There seems to be a prevailing attitude among fans, talk show hosts and so on that recycled managers are a bad thing.
I don't agree with that sentiment. Well, unless it's Jim Tracy. Think about just this season: Bob Melvin and Davey Johnson were both recycled managers and won manager of the year awards. Joe Torre was the ultimate recycled manager when the Yankees hired him to replace Buck Showalter back in 1996, and that worked out pretty well. Terry Francona had skippered the Phillies to four losing seasons when the Red Sox hired him in 2004. Showalter himself has moved around to multiple places and has found success again with the Orioles.
This is why I like the Blue Jays' hiring of John Gibbons. Experience is important in any field. With the big moves the Jays have already made this offseason, the team views itself as a contender in the AL East, so why risk hiring an inexperienced manager? Sure, you run the small chance that you're passing up on the game's next great manager, but there is value in the known quantity, the guy who won't mess things up.

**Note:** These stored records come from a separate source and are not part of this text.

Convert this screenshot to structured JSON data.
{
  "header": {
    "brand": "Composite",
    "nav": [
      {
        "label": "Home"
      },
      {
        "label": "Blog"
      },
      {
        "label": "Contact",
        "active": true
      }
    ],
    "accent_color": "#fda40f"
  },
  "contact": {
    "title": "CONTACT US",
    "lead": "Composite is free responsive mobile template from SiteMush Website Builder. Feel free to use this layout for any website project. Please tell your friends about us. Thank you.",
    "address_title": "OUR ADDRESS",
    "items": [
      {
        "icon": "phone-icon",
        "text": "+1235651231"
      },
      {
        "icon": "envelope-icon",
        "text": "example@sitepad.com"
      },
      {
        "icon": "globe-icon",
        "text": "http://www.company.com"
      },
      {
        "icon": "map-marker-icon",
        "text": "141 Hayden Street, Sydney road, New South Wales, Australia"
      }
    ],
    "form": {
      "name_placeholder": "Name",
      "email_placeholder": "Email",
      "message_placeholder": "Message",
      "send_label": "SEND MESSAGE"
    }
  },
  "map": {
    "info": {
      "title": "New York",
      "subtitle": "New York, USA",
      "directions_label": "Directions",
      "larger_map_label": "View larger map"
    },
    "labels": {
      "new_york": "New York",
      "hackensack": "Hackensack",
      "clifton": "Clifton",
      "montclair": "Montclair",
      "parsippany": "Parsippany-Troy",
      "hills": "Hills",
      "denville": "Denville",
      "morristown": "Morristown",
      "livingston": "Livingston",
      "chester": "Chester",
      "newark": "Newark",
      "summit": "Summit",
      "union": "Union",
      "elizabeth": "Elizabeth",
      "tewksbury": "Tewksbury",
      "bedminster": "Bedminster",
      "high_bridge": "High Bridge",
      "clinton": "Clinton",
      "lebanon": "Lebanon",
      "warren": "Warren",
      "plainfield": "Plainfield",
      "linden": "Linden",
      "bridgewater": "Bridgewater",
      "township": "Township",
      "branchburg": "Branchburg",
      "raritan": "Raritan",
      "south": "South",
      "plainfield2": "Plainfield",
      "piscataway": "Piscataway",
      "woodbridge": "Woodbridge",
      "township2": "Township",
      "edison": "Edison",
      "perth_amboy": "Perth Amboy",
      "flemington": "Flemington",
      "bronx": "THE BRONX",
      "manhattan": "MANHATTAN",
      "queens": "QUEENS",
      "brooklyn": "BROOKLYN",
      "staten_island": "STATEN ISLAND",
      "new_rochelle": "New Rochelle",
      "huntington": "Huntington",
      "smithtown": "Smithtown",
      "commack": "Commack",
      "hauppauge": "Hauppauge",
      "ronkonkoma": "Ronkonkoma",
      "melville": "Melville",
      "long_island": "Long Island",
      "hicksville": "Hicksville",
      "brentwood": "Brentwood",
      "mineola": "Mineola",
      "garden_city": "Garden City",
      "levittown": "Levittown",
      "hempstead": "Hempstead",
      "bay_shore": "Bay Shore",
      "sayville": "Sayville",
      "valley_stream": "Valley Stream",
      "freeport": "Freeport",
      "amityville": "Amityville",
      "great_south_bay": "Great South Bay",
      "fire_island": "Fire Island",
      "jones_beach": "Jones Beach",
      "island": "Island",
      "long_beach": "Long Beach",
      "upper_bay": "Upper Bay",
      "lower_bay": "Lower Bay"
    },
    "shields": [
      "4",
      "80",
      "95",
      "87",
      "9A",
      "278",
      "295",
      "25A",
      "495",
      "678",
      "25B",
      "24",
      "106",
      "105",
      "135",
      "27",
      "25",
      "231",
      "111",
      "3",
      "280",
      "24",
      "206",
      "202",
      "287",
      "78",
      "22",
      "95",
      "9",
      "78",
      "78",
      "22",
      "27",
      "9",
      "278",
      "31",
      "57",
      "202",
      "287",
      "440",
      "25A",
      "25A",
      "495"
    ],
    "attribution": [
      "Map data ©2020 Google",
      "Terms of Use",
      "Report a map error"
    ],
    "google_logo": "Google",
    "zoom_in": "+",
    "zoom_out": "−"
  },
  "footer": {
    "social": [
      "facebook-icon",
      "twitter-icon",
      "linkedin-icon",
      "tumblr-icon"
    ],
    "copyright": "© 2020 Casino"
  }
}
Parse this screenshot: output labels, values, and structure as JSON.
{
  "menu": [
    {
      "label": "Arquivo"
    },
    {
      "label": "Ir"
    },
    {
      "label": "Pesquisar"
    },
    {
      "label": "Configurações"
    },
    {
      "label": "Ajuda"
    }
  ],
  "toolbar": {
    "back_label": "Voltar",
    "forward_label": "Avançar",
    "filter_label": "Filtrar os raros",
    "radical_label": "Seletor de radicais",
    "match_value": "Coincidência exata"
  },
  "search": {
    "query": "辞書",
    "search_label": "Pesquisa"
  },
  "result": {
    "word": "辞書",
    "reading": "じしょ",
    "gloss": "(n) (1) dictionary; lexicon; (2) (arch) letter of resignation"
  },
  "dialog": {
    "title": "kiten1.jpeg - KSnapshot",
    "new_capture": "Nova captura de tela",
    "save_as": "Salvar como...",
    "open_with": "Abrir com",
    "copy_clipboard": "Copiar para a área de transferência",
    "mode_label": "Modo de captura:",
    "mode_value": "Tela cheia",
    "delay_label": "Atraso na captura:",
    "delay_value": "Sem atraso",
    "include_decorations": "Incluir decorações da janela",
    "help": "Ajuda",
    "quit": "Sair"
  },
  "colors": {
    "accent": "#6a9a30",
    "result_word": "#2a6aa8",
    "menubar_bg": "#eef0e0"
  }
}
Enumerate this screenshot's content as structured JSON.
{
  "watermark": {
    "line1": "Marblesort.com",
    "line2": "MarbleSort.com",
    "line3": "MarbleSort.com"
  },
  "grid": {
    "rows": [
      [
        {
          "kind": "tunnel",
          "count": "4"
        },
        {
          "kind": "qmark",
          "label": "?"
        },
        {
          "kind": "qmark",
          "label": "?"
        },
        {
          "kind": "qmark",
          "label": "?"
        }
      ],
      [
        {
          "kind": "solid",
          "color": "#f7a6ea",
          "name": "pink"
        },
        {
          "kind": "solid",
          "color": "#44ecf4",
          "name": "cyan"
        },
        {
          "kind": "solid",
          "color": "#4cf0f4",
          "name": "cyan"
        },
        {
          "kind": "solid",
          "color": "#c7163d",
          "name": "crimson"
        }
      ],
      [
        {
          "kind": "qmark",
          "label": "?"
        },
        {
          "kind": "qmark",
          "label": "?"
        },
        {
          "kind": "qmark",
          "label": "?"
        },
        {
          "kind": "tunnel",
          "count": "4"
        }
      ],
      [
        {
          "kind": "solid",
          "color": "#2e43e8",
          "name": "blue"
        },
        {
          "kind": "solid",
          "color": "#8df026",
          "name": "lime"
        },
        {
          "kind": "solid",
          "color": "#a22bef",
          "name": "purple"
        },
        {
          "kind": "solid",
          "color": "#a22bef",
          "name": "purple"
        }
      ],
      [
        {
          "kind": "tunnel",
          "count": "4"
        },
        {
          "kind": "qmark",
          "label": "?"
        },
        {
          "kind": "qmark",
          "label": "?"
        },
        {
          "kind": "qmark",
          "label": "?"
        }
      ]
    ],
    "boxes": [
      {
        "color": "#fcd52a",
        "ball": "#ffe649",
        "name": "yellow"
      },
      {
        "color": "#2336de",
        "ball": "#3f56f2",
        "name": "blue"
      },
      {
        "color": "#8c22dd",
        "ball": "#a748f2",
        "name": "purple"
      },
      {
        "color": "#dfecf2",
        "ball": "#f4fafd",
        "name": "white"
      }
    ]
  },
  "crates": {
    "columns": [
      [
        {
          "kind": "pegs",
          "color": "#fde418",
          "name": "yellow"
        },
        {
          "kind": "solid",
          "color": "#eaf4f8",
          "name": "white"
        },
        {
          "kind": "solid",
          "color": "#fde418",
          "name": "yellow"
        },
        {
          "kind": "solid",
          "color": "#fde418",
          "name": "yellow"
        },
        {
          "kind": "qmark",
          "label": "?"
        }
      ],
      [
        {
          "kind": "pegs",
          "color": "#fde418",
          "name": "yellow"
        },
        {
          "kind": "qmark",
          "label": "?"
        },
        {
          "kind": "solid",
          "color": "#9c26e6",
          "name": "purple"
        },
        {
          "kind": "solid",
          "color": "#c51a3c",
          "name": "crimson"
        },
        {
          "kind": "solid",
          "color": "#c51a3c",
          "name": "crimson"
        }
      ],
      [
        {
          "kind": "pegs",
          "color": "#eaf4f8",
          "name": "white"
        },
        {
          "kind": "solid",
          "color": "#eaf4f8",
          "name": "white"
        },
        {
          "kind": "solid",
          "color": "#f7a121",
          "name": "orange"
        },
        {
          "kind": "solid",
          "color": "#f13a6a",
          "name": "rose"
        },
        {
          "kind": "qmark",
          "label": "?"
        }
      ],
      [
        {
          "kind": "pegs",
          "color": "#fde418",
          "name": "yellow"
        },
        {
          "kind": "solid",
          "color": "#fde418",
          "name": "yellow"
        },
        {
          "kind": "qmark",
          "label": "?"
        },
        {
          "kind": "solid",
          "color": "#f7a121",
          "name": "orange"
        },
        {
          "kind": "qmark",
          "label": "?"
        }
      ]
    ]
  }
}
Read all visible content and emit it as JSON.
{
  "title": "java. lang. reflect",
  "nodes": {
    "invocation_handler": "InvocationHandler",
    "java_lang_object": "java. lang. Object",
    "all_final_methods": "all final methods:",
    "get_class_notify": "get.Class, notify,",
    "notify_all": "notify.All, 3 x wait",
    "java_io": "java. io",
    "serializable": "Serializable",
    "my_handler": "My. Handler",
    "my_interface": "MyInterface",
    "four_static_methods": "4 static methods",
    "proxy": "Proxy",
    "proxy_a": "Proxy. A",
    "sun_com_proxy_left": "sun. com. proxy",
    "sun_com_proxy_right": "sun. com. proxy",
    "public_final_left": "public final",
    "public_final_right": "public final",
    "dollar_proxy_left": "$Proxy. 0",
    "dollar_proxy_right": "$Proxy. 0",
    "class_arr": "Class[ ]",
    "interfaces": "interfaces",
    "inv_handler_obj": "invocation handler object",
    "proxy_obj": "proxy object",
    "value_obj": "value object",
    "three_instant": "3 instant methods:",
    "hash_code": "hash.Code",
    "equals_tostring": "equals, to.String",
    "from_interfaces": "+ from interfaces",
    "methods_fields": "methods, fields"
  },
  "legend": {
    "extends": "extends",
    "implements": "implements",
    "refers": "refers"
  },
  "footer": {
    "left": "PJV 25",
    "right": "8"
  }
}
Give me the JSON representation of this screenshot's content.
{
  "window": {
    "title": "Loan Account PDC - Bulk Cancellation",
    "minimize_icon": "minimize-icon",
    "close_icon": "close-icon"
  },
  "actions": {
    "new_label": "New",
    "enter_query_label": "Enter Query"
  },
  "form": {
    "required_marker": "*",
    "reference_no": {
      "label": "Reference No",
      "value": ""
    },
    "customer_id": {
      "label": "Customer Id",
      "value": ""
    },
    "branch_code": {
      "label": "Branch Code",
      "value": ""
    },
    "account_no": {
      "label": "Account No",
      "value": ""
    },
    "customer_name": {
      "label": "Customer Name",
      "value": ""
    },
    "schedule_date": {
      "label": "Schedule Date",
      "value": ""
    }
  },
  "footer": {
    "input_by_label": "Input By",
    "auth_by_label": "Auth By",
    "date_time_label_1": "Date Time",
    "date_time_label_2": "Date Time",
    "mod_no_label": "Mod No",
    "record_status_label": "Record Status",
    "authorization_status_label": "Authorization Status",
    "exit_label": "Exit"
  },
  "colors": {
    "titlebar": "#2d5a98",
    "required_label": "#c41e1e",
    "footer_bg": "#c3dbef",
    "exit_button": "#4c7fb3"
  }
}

The Gibbons move is unusual only in the aspect that his previous tenure came with the Blue Jays. He managed the club from late 2004 through the first 74 games of 2008, when he was fired with a 35-39 record. In Gibbons' three full seasons as manager, the Blue Jays went 80-82, 87-75 and 83-79.
Former Blue Jays pitcher and author Dirk Hayhurst tweeted this morning: "I'll agree with Alex (Anthopolous) on that front. Lots of players I knew liked Gibby over Cito [Gaston] because Cito was so aloof."
Gibbons was hired and fired by former GM J.P. Ricciardi, not Anthopolous. At the time of Gibbons' firing, it seemed a typical case of you can't fire 25 players. "From our standpoint, we've underachieved," Ricciardi said then. "We know we have a better team than this. Right now, we want to see if we can spark this team and we think Cito is the guy to do it."
The Jays did go 51-37 under Gaston to finish with 86 wins, but they fell back to 75-87 in 2009.
A look back at Gibbons' first tenure reveals a manager who succeeded without a deep talent base. His first team in 2005 improved from 65 wins to 80 wins even though the team's most valuable position player was catcher Gregg Zaun with 3.3 WAR. Roy Halladay was injured that year and made just 19 starts, but Gibbons coaxed good seasons out of Josh Towers and Gustavo Chacin in the rotation.
The 2006 Jays won 87 games with only two starters making more than 21 starts, as Vernon Wells had a monster season, and offseason additions Troy Glaus and B.J. Ryan helped. The team won 83 games in 2007 as Gibbons pieced together a pitching staff that allowed the second-fewest runs in the league.
It looks like a pretty solid three-year run, especially with the constant makeover required on the pitching staff. If there's one red flag, it's that the Jays underperformed their Pythagorean record by eight wins in 2005 and four wins in 2007.
Strategically, Gibbons held true to one sabermetric principle: He didn't like the sacrifice bunt, although he was a little more willing to issue intentional walks. The Jays' ranking in his three seasons in those categories:
2005: 21 sac bunts (11th in AL), 29 IBB (10th)
2006: 16 sac bunts (14th), 56 IBB (2nd)
2007: 33 sac bunts (8th), 34 IBB (9th)
It seems like a sound move by the Jays. Now it's up to the players to live up to expectations.